Washington, DC – Today, Financial Services Committee Chairman Barney Frank (D-MA) released the following statement on the Credit Card Accountability, Responsibility and Disclosure (CARD) Act, and commented on the following letters that credit card companies have been sending to their customers as a result of the new law’s implementation.
“These letters indicate that Americans are now seeing the benefits of the CARD Act. It was unfortunately the case that some banks tried to game the system after we passed the bill into law, but their actions provide further evidence of our need for a Consumer Financial Protection Agency. While the House did pass a bill to speed up the implementation date of the CARD Act, there was an inevitable delay in the legislative process and Republican objections in the Senate blocked the bill. Had the CFPA been in existence we could have moved right away to block the banks’ egregious actions.”
In May, President Obama signed into law the Credit CARD Act, historic legislation that will protect consumers from deceptive credit card practices and equip them with the information and rights they need to responsibly manage their credit. Today, most of the key reforms are set to go in to effect, including prohibition of arbitrary interest rate increases and interest charges on debt paid on time (double-cycle billing ban).
For more information, click here.
Representative Barney Frank, chair of the House Financial Services Committee (“FSC”), has issued a memorandum to the members of the FSC addressing certain issues raised by various news publications. The substance of the memorandum is as follows:
Some inaccuracies have appeared in the press about institutions exempted from the reach of the Consumer Financial Protection Agency in the House-passed financial reform bill. For instance, yesterday’s New York Times reported that it “exempted smaller community banks, credit unions, retail merchants …”. Not true. All of those institutions will be subject to all rules issued by the agency with respect to the extension of credit. They also will be subject to agency enforcement. The exemption for smaller financial institutions is only with respect to examination which will continue to be the responsibility of the institutions’ prudential regulators. However, the CFPA will have back-up inspection authority and may independently take enforcement action. And even this exemption is limited to institutions with less than 2% of bank assets.
Importantly, the new agency will also have authority with respect to the now lightly or unregulated institutions such as pay day lenders and check cashers firms which are especially important to lower income families. It also will have authority over independent mortgage brokers and lenders that led the industry in issuing subprime and abusive option ARM mortgages.
Consumer protection has long been a weak link in our system of financial regulation and the meltdown of the subprime mortgage market is only the most dramatic example of the consequences of our failure in this area. The President’s position on closing this gap is of great importance.
Leading consumer protection advocates unanimously support the President.

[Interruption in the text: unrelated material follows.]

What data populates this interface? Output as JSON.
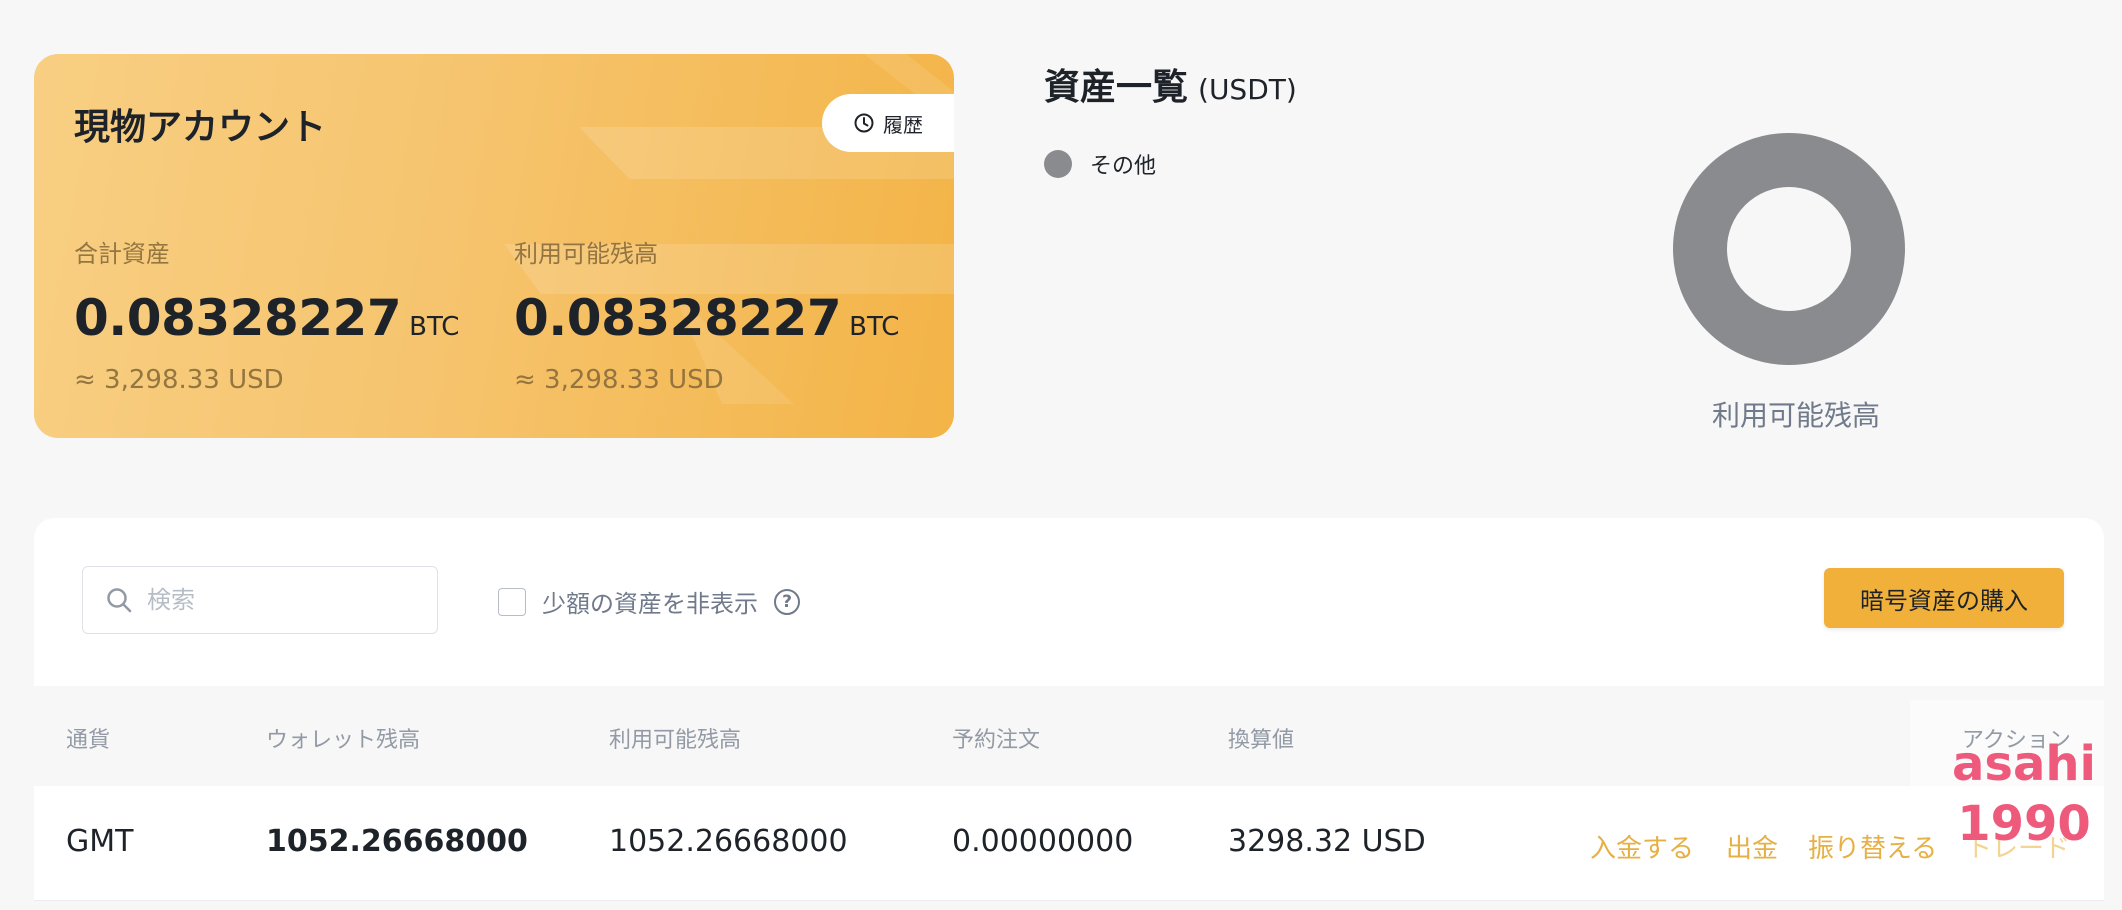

Harvard professor Elizabeth Warren said when the House bill passed, “the banks lost today.” That same day, Travis Plunkett from the Consumer Federation of America said that “The CFPA will allow consumers to shop or take out a loan knowing that there is an agency looking out for their best interests.”
Click here to read the memo as it appears on the FSC’s website.